* TASK:
Return a copy of every line in the records that includes the word "label".

⟨

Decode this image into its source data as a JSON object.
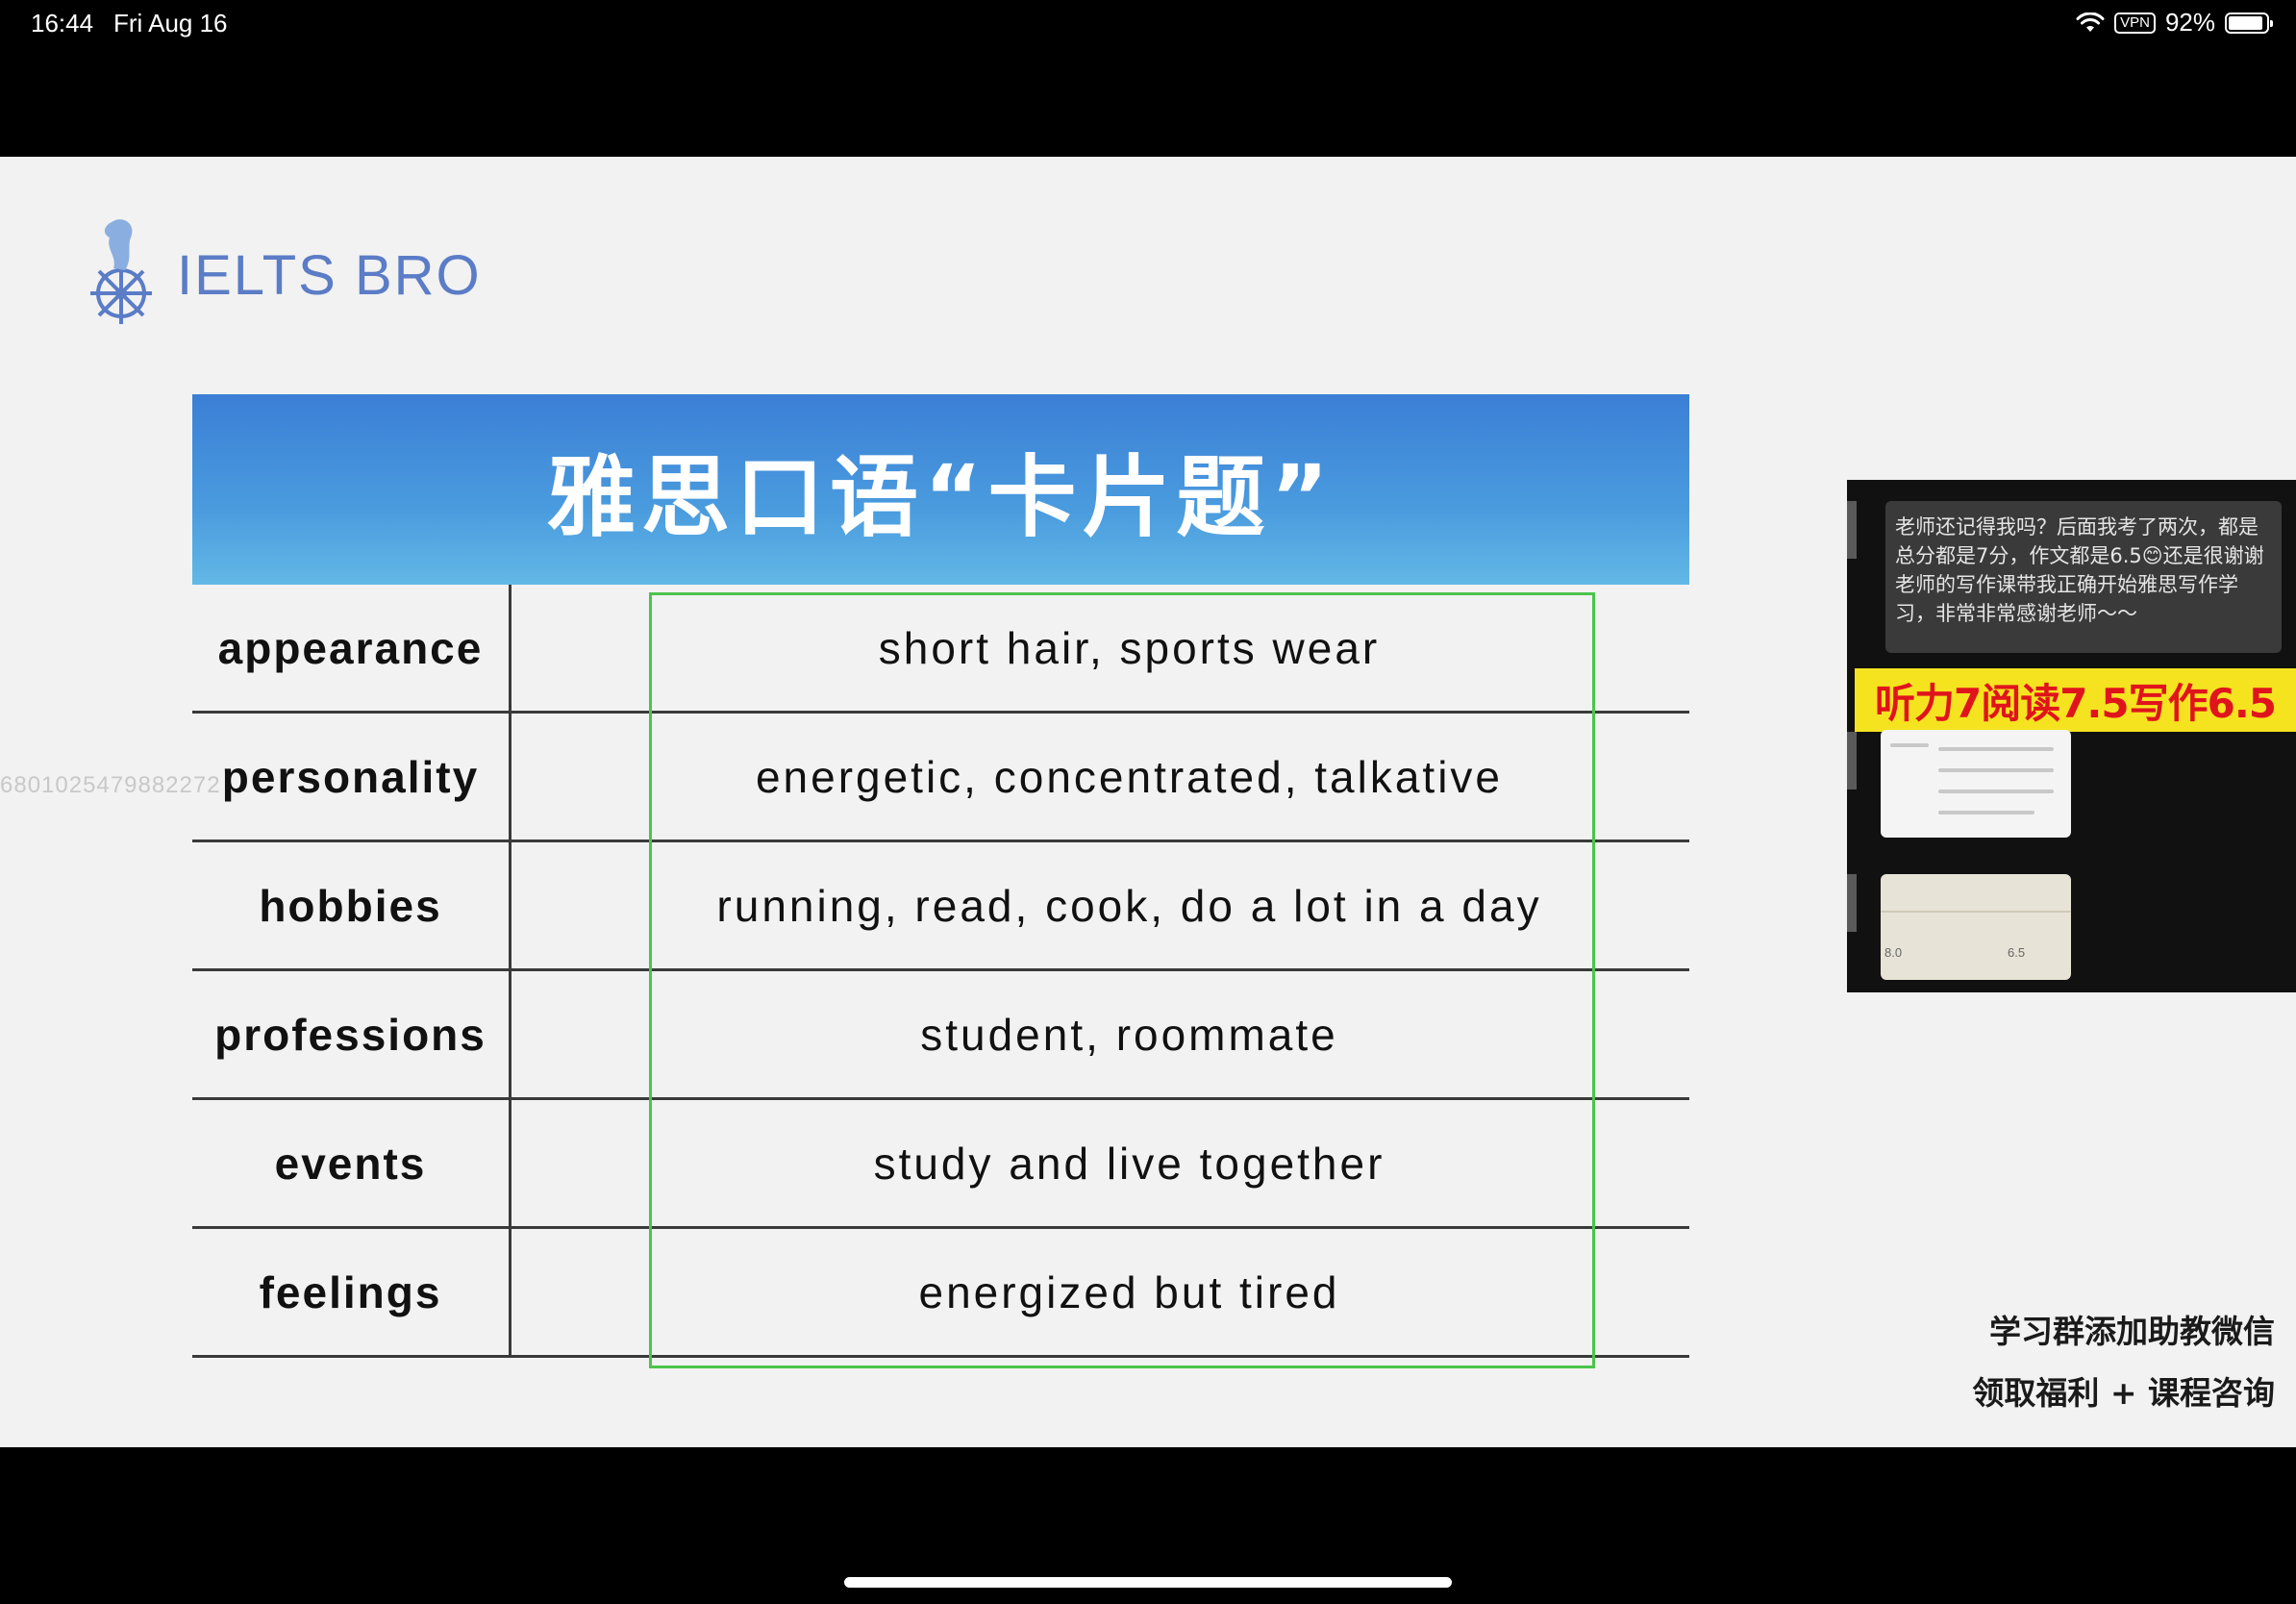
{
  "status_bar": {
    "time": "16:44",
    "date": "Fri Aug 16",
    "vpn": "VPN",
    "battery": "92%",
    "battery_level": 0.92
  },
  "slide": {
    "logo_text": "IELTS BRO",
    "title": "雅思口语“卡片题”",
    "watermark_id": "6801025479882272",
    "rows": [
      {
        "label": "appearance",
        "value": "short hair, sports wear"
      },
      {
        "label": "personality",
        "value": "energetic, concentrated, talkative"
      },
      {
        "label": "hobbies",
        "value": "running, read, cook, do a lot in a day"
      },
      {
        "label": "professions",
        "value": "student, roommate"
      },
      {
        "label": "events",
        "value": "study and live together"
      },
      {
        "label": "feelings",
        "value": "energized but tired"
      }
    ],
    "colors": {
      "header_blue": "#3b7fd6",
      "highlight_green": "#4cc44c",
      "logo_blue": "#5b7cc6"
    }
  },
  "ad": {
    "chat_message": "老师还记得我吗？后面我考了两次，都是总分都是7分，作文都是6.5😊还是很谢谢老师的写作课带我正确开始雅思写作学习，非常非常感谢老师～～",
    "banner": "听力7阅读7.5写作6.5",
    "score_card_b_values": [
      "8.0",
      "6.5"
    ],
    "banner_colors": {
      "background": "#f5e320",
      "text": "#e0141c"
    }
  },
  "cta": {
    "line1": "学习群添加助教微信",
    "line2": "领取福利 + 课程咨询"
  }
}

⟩

* RESPONSE:
        "label": "appearance",
        "label": "personality",
        "label": "hobbies",
        "label": "professions",
        "label": "events",
        "label": "feelings",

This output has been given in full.